March 6, 2012
Milwaukee Courier

 

HIV-AIDS: A Growing Epidemic Among Women

Senator Lena C. Taylor

As other diseases and global crises have come into the spotlight, HIV-AIDS has taken a back seat. The center for disease control estimates that 1.2 million people in the United States are living with HIV infection and 20% of these people are unaware of their infection. The CDC's director, Dr. Tom Frieden stated "Thirty years later, the sense of crisis has waned, but our resolve to end the epidemic simply cannot" (Womensenews.org). Another aspect of HIV that is being ignored is its incredible impact on women, especially among minorities.

Women accounted for 23% of estimated new HIV infections in 2009 and 25% of those living with HIV infection in 2008 (Center for Disease Control). Most people associate the disease with the male homosexual population, but in fact women are the fastest growing group of people infected with HIV. In addition to the growing rate of women who are infected with HIV, women are also facing additional health complications from the disease that do not exist in men. Women are reported to experience a higher rate of liver problems, pneumonia, rashes, and yeast infections. Another main concern among women living with the disease is the likelihood that they will pass it on to their child if they become pregnant after they contract the disease. Pregnant women with HIV must be rigorous in taking antiretroviral drugs and checking in with their doctor to make sure no problems are occurring. For women without adequate access to medical care they may not be able to take the preemptive steps to protect their child.

Women of color are at an especially high risk of HIV due to many societal disparities they face. African American and Hispanic women often have lower incomes than that of white women and tend to have less access to adequate health insurance.

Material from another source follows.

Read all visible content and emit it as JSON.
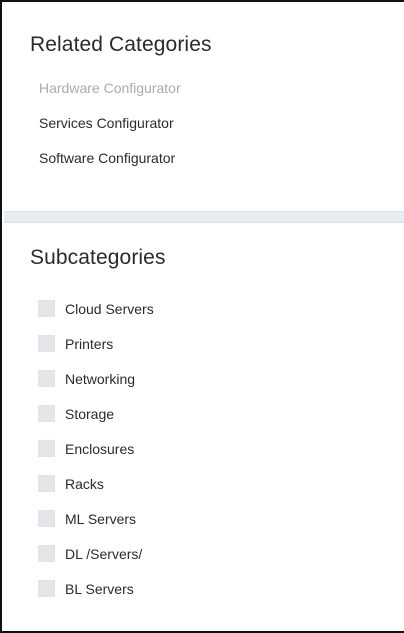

African American women are 15 times more likely to contract the disease than white women and in fact HIV has become such an epidemic among African American women, that HIV is now the leading cause of death among African American women in the 25-34 age bracket (Womensenew.org).

Despite the statistics that show HIV and AIDS is running rampant among the female population, women only account for 17 percent of HIV-AIDS research subjects. HIV is a global epidemic that is increasingly infecting women here in the United States. We must put this issue front and center again in order to continue the fight to one day find a cure for this horrible disease.